I hobbled out of bed. Stairs were a necessary torture. For as long as I could, I put up with it, until I realized that it was all for naught. I wasn’t able to push my body any further than those 15 miles I ran in September. My scheduled longer runs ended up being shorter.
On those weeks, the clock seemed to move too quickly. I lost one week and then another. And another…before I realized that the marathon wasn’t part of my 2017.
So, I finally listened to my body and shut it down.
I haven’t run for well over a month now.
It’s funny, my Achilles has ached for a long time. In the first days and weeks after shutting it down, it still hurt. It tuns out, I have an Achilles tear. The pain has been there for as long as I can recall. At least since last winter. Like all runners, I just ignored it as a necessary evil and pushed beyond the misery it caused.
Now, for one of the very few times in my life, I’m letting it heal.
I forgot what it’s like to walk without a constant dull throbbing pain in the back of my leg.

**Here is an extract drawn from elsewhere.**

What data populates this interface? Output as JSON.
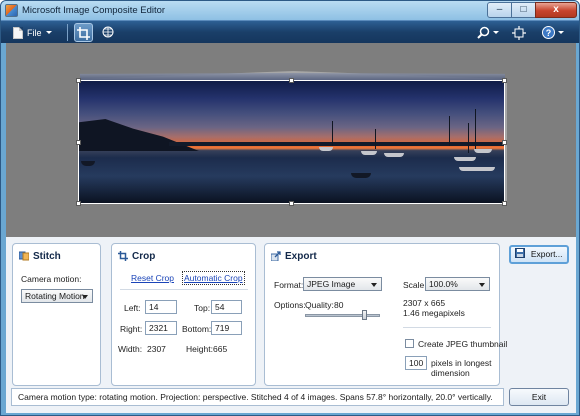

And here’s the funny thing – Yes, it feels good, but I don’t really like it.
I don’t like it because it reminds me that, right now now at least, I’m not a runner and I’m the farthest thing from a marathoner than I have been in over a decade and a half.
And that makes me sad.
And yet, the lack of running has left me feeling strange in other ways as well.
I’m gaining weight (I still exercise daily, but without any cardio, it isn’t the same). That’s not good. Since I stopped running, I also haven’t felt particularly well. In the past, if I felt a cold coming on, I’d dress in layers, including a heavy sweatshirt, and run, hard, on my treadmill. I’d run. I’d pound my body. I’d sweat. I’d beat the heck out of myself and, in the process, I’d somehow defeat the illness.
This autumn, coincidence or not, I have a cough that has lingered and lingered. I can’t shake it. Yeah, I know, you can’t run an illness out of your body. Yeah, I know, you can’t sweat it out. But I always did. I know, it’s crazy.
And, while the pain in my Achilles is waning, I’m finding that there are still days when my legs are tired and sore. I think my legs are confused – unable to comprehend why they aren’t working so hard.
I do feel somewhat refreshed. But when I go up or down stairs, or rise from sitting on the floor, and my body doesn’t groan in agony as it did before, I’m not filled with joy.
When I feel as good as I should, I feel sad.
I don’t want to feel this free of aches and pains in the autumn. I want to feel the soreness and the pangs and the throbbing that indicate that I am alive and well and vibrant. I want the physical misery that comes from being a marathoner.
Alive and well means being alive enough to be a runner. And not just a runner… a marathoner.
I’ll probably find myself with tears in my eyes as I watch the coverage of the NYC Marathon on TV. I’ll be happy for my friends who are there. I’ll also feel more than a bit jealous and more than a pang of regret that I’m sitting on the sidelines. Somehow that tells me that right now, at least, I’m not that strong.
My legs and my body are getting ready to get out there again. (I have a great chiropractor who is a master in sports medicine.)
My heart and my mind are also ready. As is my soul. So much of running comes from the soul.
I don’t plan to miss any of this next fall.
After all, I’m a marathoner.
That’s who I am. It’s who I was. And it’s who I will be…again.